I sought a second opinion from an oncologist closer to home at a local hospital. Then I made another appointment with another oncologist who even had a satellite office nearby. I made a fourth appointment to get a fourth opinion with a naturopath.
I think what I was looking for was not necessarily another form of treatment. I was trying to figure out if I was really worth treating in the first place.
Was it worth all the hassle? Was it worth the effort? Was I worth saving? I asked these questions because I was a 35-year-old single woman, no boyfriend, no kids. I wasn’t a wife. I wasn’t a mother. I didn’t even have a dog who needed me! Yes, I know, lots of people love me and would miss me. Yadda yadda. But my feelings in those moments made me question.
BRCA – An Answer and More Questions
I went through 8 rounds of chemo. My family and I were tested for the genetic mutation BRCA1 and BRCA2. Both my dad and I tested positive. The result ended up giving me some relief. I was trying so hard to understand why me. I ate right. I exercised. How did this happen?
However, with the BRCA mutation, there was a higher chance of the cancer coming back and I had an increased risk for ovarian cancer. I went from navigating chemo treatments to talking about mastectomies and oophorectomies (removing my ovaries and tubes).
“In the end, I still feel broken. I didn’t know who was going to want me, let alone want to spend the rest of their life with me. What happened has changed me forever, inside and out. My perspective is completely changed. I don’t sweat the small stuff. I know what really matters now. And I hoped that one day I would find someone to see me for what I really was, all this cancer crap aside. And luckily I did.”
The other thing I learned through this journey was who my village is. My mother always says it takes a village, from the aspect that you can’t do everything alone. When I started to lose my hair and realized I needed to shave it, we threw a head shaving party. Now I work as a chemist in an environmental lab, but for fun I participate in community theatre. And for fitness I worked out at a local Crossfit gym. My head shaving party, which we held at the gym, had over 80 people there. We had 2 people wielding clippers for the 15 people who shaved their heads Five of them were women. A truly amazing experience. I realized then that no one in that room was in my shoes, but they were all in my corner. And that’s all that mattered.
The other thing I learned real quick was who wanted the honest answer when they asked you how you were doing.
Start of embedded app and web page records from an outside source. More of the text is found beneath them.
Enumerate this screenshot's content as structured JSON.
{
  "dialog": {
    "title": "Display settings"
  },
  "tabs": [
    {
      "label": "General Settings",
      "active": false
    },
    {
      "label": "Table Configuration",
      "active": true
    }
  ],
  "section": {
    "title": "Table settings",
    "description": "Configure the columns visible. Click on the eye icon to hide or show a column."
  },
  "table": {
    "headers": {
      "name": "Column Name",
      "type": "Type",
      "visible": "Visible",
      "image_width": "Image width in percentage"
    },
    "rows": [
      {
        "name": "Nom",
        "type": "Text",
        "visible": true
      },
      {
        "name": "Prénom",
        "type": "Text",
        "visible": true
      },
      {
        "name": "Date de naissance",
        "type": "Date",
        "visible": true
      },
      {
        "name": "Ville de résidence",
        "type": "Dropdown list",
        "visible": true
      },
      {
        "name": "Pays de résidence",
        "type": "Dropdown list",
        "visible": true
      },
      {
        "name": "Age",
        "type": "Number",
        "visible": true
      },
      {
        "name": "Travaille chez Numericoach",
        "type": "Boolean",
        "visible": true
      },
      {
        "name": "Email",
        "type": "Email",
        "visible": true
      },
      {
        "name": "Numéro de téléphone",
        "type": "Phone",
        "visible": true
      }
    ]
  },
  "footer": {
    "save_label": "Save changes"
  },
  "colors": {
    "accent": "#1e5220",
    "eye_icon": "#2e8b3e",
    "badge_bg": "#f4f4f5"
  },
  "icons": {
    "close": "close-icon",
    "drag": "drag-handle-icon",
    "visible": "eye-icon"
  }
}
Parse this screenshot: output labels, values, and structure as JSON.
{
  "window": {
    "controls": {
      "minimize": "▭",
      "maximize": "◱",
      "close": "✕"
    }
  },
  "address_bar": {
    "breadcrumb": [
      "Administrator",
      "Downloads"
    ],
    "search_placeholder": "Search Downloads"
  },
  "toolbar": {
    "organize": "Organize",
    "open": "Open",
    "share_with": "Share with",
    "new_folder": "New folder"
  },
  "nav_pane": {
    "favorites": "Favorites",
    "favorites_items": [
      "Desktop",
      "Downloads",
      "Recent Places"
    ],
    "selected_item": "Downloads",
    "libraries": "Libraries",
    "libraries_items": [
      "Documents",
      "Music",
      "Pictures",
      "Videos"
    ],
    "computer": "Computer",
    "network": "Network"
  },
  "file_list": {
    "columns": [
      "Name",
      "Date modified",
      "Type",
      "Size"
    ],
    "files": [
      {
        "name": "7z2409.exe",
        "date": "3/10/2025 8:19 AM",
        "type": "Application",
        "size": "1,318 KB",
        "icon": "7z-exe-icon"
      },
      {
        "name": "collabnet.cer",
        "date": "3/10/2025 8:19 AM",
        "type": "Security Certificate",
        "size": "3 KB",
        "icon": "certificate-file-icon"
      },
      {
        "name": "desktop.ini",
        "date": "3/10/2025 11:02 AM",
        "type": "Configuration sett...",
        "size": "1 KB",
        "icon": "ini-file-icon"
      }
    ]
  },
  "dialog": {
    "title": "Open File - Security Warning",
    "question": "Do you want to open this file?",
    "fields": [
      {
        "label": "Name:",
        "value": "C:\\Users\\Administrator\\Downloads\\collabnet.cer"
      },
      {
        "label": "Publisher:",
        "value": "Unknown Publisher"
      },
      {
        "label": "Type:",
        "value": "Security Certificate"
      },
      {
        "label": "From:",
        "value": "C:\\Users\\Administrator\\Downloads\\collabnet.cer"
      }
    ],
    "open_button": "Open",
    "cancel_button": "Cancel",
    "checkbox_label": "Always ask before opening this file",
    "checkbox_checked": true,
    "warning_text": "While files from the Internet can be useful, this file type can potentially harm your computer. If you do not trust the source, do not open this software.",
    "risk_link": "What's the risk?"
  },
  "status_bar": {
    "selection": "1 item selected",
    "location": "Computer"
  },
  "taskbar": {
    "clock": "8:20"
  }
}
I had to quickly evaluate whether or not they were someone who could handle an honest answer or who would prefer just a plain thumb’s up, doing fine kinda response. Not everyone could handle the ugly answer. And I wasn’t looking for sympathy, either.
My biggest regret through the whole process: trying to be a hero.
There was no reason for me to be the hero. Looking back, I worked way more than I should have. Chemo brain is real! There were days I should have stayed home and let my body rest and heal. The job would have gotten done without me. On the other hand, trying to maintain a normal routine was important to me, too. I didn’t want to slip in bed and pull the covers over my head either. I wanted to keep going. I should have found a more middle-ground approach. How come that wasn’t on the doctor’s list?
Intro: In 2018, YSC teamed up with fashion designer Kelly Faetanini to gift 2 young breast cancer survivors the wedding dresses of their dreams. Katie Dunn and her partner are getting married in June 2019. She jokes she and her family called her breast cancer story “Cancer for Christmas, Boobs for My Birthday.” Katie is sharing her story about breast cancer, finding love and receiving the bridal gown gift to create the wedding she’s always wanted.